- States should commit to respect, protect and fulfill women’s human rights and uphold existing commitments to gender mainstreaming in the formulation and implementation of development policies. This includes financing for development at all levels and in all sectors; and to agree to implement policies to ensure women’s full access to and control over economic resources.
- Overall, FfD3 needs to set the right path towards establishing just and healthy economies, which could form the basis for a world in which respect, protection and fulfillment of human rights are a lived reality for all people. This can be done through explicitly addressing global policy incoherencies and power imbalances, including those in trade, global economic governance, tax and debt - all having gendered implications.
- Though interlinked, the FfD and the post-2015 processes must have independent follow-up mechanisms. The FfD is the only process within the United Nations system that deals comprehensively with systemic issues, which are a pre-condition to establish the right financing framework for the implementation of the Post 2015/SDGs agenda, but also beyond, to generate the structural conditions for the implementation of other agendas including Beijing (1995), Cairo (1994). Thus, we push for FfD to keep its autonomy in the follow-up process.
Generally Governments need to ensure an enabling and safe environment for CSOs including for women human rights defenders (WHRDs) and that this should be translated into substantive participation at local, national and international levels and at all stages of the development process (planning, implementing, monitoring and evaluating).
An agreed outcome document
At the time of writing this article, there is still uncertainty on the final text of the FfD3 outcome document, called “Addis Ababa Accord”, which is still under closed negotiations in New York. Controversial issues, including some of those mentioned above remain unresolved as governments keep pushing their respective blocks and it is still uncertain whether the outcome document will be closed before the conference or will remain open for modification as it gets to the official FfD3 on 13th July in Addis. Check for a newer version of the outcome document that should be uploaded here.
How are women’s rights organizations participating at FfD3?
In this FfD3 process AWID has been primarily working with feminist allies in the Women’s Working on Financing for Development (WWG on FfD) to put gender equality and women’s rights at the center of FfD debates since the preparatory process began and we have also closely engaged with and contributed to the efforts and work of the broader CSO FfD group.
Feminists advocates and women’s rights organizations from different regions engaged in this process will be gathering in Addis on July 10th for the Women’s Forum. The meeting, that will aim to strategize for the days ahead and elaborate common positions, is being organized by the WWG on FfD in collaboration with FEMNET, African Women’s Development Fund, the Post-2015 Women’s Coalition, and with the support from UN Women.
Civil society organizations, including the women’s rights groups, will also gather in a CSO Forum happening July 11-12 in Addis. The objectives of the CSO Forum include to inform participants on the state of play of the official process and develop a collective declaration as well as CSO messages for the FfD Conference Roundtables.

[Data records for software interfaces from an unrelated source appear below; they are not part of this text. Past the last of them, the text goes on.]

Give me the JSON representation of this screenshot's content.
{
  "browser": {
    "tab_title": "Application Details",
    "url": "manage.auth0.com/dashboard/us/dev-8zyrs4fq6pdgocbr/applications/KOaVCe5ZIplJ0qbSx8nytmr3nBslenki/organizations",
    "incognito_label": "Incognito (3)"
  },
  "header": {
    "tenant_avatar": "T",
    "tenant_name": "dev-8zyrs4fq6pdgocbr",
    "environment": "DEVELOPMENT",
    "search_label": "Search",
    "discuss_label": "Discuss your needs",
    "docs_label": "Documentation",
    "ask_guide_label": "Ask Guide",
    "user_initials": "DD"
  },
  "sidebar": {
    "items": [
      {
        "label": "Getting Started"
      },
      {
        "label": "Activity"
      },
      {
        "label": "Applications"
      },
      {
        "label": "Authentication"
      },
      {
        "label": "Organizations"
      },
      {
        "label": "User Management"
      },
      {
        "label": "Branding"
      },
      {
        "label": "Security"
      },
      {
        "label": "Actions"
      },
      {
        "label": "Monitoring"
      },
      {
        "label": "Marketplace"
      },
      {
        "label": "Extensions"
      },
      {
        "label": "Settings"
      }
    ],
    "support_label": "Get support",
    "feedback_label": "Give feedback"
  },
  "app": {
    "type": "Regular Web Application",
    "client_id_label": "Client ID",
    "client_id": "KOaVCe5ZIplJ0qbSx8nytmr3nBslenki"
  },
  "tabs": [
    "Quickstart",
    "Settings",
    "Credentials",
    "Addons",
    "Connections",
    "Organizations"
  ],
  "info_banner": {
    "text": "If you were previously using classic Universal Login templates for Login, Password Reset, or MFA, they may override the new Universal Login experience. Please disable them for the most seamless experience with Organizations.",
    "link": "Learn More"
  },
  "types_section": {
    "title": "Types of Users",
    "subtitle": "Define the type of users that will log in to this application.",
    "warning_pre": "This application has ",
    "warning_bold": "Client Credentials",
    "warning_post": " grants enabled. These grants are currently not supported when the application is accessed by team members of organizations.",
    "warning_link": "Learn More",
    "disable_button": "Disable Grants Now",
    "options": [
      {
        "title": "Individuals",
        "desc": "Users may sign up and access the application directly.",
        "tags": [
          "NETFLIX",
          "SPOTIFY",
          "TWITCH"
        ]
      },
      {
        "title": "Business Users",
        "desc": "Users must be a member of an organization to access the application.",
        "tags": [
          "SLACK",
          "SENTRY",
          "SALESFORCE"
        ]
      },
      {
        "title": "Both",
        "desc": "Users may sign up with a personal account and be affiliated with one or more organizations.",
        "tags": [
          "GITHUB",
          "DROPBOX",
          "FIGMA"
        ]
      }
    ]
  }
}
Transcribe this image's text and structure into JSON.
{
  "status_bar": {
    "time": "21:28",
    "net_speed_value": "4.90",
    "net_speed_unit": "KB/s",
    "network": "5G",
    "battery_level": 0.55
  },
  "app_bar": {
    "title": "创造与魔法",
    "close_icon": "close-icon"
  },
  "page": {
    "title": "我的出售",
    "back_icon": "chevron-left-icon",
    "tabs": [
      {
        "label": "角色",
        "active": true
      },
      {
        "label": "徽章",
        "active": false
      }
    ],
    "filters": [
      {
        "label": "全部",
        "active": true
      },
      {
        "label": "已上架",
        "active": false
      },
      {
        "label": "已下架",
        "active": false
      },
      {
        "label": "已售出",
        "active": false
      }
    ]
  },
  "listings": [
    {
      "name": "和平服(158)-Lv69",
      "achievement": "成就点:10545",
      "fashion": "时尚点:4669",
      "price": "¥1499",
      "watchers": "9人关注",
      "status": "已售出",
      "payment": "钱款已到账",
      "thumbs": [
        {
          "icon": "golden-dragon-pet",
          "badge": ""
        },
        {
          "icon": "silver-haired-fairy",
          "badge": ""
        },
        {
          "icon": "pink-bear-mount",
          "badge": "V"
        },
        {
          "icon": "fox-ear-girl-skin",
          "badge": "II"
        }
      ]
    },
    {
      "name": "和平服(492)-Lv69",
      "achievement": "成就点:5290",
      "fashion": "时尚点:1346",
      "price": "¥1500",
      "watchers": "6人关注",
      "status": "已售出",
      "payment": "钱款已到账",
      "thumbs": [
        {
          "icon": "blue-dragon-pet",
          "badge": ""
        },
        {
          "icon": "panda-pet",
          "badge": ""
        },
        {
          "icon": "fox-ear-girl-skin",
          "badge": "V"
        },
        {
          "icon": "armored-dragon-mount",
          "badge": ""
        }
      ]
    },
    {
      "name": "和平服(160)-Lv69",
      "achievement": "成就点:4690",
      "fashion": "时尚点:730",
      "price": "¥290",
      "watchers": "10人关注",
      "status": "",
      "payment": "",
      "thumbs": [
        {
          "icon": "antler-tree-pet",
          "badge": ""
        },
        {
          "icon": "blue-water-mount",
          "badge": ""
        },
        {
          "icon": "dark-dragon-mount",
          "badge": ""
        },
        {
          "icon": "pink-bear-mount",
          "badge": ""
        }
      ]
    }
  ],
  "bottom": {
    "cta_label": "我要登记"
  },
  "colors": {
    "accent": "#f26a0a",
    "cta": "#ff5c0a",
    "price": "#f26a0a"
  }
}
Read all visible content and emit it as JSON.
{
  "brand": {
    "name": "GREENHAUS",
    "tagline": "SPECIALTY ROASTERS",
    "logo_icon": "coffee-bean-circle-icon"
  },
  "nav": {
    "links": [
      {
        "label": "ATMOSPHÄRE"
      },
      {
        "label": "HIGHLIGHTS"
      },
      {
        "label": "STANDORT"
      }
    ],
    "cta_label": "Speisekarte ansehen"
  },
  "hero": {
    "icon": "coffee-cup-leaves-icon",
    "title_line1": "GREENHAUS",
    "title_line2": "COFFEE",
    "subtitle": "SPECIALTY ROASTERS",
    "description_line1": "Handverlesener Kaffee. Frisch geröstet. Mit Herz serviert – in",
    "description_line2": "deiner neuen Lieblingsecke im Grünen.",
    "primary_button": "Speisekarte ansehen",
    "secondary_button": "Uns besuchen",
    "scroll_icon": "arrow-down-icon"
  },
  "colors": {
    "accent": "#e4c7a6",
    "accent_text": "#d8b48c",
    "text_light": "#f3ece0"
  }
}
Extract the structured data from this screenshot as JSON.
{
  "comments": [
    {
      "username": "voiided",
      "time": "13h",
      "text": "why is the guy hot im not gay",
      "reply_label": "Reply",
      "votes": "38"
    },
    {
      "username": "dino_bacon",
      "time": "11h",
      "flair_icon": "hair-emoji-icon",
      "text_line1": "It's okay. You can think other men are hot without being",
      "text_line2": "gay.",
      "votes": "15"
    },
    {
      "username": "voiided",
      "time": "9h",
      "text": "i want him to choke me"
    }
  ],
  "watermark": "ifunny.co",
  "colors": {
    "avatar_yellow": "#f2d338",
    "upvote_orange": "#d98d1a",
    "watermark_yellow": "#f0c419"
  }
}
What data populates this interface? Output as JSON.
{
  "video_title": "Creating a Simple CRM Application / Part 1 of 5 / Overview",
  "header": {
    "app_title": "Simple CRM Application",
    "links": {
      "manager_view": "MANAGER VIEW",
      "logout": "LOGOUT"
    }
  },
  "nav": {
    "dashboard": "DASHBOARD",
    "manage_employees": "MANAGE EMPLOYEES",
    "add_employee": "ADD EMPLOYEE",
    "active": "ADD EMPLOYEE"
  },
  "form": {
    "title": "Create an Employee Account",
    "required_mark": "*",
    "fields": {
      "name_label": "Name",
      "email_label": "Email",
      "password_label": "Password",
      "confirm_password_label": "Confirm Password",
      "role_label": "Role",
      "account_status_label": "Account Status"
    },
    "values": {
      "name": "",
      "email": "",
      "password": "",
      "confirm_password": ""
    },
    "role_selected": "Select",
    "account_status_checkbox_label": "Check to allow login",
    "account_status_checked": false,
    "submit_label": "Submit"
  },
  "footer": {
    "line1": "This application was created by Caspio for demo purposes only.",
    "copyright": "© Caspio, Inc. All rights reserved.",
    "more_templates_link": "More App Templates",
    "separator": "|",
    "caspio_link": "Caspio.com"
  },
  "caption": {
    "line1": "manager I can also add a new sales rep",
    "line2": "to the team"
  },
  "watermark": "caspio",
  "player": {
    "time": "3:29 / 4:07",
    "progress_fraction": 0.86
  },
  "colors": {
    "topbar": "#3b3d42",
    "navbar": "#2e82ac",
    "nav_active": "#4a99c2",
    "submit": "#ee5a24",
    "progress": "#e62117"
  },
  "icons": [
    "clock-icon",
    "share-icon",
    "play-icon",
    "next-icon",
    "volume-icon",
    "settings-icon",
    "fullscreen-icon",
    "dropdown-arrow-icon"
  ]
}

How to keep informed and get involved
Explore the AWID FfD timeline for more background information on the financing for development process so far.